§ **RECORDS SUPPLIED**:
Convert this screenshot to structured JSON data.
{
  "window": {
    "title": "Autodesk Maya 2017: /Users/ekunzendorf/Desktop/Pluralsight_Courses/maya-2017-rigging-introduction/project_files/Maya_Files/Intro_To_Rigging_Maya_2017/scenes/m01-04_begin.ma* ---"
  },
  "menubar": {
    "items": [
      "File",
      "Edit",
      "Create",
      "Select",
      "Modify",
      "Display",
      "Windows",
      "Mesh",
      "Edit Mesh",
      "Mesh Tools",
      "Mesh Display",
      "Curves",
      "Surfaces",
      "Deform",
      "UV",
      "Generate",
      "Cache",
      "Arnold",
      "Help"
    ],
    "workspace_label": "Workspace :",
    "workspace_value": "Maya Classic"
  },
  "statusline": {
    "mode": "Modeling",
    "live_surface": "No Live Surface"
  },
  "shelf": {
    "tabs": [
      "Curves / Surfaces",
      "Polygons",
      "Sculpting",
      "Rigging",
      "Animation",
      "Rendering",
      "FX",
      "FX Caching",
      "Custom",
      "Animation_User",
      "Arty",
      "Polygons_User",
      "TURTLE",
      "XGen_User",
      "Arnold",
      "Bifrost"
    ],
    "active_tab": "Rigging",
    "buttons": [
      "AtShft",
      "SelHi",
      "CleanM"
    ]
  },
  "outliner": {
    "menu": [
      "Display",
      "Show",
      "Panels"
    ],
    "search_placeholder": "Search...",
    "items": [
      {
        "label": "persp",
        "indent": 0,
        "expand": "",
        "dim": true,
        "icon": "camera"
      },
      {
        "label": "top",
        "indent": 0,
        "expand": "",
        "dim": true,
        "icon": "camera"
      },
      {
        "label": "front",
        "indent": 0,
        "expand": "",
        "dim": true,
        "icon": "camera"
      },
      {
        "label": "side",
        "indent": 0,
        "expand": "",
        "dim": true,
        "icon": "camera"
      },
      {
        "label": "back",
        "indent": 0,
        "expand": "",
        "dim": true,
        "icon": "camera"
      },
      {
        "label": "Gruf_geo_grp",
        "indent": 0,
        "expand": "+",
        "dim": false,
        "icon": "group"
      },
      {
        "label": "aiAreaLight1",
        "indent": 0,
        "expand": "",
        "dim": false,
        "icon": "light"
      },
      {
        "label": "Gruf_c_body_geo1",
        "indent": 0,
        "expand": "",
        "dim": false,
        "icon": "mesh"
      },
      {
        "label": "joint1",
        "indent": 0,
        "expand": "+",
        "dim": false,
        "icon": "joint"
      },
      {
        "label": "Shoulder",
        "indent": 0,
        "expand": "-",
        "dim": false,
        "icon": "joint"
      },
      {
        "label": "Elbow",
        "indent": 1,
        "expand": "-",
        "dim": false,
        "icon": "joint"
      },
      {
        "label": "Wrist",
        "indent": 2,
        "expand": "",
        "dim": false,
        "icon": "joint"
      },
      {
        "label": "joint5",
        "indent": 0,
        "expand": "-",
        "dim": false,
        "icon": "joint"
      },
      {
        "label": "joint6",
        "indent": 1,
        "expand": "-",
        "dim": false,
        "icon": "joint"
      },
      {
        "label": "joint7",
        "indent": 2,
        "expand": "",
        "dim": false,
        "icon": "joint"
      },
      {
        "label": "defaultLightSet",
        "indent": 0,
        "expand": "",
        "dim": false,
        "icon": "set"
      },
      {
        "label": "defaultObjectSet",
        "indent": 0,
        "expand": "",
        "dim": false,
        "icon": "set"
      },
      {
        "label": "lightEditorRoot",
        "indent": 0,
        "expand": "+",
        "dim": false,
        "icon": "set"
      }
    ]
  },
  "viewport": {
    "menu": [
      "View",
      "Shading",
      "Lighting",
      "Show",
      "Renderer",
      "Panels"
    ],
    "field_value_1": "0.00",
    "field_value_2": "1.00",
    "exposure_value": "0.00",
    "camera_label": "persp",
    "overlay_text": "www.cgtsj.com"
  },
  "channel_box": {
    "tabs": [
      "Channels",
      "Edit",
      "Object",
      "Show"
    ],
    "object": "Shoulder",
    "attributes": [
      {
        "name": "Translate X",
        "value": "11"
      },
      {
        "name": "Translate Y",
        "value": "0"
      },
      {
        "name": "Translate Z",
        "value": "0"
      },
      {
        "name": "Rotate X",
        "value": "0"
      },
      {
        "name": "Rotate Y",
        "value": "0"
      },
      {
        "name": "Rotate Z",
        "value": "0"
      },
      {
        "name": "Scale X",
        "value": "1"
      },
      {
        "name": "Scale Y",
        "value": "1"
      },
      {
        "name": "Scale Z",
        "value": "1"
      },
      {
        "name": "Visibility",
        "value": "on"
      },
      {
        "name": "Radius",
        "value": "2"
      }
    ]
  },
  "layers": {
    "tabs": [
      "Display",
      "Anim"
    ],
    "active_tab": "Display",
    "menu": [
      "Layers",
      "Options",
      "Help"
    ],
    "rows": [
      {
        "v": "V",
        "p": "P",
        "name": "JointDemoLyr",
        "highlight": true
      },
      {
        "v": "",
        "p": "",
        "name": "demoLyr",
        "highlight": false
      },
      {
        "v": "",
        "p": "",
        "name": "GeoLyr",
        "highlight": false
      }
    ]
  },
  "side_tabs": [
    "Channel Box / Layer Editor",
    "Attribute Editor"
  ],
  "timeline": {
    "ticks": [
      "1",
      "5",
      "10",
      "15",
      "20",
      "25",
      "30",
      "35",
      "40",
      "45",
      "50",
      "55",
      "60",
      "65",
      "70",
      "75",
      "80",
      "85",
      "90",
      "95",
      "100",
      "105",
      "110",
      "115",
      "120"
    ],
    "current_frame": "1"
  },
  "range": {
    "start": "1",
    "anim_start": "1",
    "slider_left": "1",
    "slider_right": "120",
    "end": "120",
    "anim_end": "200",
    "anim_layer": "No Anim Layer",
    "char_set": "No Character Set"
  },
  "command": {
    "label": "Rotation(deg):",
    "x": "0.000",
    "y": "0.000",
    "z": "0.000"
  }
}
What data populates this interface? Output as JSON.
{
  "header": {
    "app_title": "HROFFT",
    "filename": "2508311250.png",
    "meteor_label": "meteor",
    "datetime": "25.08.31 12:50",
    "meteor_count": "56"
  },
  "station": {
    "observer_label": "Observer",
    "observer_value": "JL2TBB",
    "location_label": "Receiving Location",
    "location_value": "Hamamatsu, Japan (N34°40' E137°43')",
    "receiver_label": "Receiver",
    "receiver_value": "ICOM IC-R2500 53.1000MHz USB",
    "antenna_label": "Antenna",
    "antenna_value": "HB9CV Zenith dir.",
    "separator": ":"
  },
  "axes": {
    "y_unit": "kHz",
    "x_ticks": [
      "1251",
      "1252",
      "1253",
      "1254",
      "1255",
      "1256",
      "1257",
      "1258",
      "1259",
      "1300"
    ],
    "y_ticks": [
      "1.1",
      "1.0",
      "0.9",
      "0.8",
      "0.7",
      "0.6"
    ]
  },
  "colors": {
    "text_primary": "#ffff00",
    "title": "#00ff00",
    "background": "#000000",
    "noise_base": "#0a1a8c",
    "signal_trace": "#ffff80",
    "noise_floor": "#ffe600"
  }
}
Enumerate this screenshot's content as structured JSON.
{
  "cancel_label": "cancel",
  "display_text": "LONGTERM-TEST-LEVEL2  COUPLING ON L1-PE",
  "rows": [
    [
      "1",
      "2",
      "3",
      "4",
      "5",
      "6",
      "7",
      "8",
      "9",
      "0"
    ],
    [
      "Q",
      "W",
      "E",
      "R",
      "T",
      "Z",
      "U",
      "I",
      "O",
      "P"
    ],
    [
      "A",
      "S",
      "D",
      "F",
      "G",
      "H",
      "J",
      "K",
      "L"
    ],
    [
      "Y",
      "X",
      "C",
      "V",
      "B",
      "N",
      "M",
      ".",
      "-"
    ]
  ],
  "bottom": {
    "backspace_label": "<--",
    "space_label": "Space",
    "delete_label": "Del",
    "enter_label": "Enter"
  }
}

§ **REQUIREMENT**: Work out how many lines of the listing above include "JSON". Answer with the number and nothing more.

§ **OUTPUT BELOW**: 3